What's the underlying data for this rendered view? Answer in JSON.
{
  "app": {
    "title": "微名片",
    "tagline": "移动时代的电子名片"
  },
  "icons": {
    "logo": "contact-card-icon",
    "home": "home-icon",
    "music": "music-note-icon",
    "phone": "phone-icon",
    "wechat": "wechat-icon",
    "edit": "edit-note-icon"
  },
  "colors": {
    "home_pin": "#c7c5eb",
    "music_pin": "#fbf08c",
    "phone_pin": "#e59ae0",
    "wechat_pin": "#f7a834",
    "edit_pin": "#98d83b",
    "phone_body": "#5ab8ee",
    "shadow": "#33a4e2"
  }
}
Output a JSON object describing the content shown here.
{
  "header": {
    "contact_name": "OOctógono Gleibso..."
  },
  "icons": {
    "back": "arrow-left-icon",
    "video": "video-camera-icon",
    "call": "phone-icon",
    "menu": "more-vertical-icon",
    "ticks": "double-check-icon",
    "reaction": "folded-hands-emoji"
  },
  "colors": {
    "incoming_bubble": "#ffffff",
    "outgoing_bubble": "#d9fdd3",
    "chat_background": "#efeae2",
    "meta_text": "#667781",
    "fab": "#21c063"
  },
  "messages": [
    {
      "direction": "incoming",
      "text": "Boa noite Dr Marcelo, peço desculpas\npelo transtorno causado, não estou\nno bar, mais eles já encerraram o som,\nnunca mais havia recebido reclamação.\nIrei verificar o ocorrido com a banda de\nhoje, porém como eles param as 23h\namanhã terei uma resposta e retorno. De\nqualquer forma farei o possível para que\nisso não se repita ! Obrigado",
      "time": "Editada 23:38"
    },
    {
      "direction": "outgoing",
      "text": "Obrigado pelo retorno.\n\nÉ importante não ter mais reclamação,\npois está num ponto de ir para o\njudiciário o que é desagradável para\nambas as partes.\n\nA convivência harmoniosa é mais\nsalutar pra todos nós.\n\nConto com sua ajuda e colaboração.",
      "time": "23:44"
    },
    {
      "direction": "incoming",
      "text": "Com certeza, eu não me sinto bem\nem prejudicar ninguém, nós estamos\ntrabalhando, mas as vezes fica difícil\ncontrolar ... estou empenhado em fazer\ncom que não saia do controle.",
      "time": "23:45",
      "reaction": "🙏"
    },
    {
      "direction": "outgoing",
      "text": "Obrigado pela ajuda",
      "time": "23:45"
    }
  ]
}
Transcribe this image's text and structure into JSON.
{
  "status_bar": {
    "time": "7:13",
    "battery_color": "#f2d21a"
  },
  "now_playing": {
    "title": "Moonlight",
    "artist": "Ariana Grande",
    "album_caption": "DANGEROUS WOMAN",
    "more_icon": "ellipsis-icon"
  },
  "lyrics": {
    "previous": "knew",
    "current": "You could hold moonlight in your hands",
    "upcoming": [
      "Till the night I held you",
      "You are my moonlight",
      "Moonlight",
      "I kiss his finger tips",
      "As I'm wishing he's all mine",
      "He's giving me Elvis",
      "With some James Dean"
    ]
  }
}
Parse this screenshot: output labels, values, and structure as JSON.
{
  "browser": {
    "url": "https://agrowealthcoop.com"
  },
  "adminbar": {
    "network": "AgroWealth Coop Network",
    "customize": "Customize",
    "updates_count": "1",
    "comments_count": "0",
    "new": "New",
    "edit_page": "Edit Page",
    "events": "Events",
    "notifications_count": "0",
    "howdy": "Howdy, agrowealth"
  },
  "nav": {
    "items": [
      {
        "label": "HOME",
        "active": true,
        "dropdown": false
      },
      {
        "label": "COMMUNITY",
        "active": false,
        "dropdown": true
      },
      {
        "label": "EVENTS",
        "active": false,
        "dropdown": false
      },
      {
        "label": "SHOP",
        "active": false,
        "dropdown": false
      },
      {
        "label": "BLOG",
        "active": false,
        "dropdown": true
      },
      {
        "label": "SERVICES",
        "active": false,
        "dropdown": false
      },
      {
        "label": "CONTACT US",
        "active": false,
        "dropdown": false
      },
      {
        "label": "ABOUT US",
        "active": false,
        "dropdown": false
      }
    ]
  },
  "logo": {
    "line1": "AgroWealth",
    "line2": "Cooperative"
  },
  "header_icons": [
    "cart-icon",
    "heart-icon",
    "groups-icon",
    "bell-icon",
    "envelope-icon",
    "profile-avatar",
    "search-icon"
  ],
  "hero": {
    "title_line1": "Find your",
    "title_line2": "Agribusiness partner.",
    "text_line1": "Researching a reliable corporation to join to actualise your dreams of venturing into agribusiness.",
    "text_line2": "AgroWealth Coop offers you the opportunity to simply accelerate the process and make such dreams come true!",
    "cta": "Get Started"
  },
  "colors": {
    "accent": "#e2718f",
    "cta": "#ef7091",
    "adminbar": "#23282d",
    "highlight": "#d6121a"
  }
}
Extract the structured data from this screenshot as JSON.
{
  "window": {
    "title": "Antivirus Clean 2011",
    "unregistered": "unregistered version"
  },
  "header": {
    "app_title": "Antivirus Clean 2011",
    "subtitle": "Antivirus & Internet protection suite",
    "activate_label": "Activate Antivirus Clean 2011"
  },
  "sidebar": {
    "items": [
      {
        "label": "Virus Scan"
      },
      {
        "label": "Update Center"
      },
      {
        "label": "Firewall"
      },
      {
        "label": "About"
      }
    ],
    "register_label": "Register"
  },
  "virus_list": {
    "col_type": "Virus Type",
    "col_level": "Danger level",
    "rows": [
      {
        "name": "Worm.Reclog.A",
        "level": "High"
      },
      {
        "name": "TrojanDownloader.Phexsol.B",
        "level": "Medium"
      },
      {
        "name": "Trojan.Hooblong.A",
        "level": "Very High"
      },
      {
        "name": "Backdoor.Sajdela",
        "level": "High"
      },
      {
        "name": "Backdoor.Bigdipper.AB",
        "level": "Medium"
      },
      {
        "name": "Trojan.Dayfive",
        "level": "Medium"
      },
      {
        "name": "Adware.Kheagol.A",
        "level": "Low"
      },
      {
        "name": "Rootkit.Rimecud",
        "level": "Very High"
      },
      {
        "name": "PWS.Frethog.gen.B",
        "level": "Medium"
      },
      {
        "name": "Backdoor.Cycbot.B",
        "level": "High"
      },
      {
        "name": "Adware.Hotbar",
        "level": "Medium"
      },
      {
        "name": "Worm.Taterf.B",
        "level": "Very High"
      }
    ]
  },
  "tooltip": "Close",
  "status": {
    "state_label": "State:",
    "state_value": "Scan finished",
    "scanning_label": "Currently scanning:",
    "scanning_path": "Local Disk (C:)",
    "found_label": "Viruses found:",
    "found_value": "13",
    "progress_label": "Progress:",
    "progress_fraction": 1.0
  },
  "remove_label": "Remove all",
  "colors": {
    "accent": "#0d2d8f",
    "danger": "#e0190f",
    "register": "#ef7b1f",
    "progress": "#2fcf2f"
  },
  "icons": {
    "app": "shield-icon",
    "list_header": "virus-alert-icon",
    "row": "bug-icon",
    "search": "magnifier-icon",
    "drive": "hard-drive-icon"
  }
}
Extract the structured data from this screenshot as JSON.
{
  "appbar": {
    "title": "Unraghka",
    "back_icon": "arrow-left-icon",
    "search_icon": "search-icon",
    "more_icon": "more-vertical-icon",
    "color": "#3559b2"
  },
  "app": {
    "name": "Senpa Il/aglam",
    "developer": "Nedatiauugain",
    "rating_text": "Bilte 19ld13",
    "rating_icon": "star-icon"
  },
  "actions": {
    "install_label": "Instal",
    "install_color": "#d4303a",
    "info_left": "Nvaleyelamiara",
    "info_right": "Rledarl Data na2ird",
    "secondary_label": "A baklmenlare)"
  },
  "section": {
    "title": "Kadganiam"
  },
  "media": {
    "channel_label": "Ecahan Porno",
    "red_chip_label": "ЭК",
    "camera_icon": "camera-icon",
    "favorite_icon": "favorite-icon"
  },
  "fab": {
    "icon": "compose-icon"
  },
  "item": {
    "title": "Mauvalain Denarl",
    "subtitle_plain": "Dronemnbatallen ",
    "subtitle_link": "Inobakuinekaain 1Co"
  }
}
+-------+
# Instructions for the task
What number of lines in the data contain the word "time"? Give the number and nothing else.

# Response to the task
5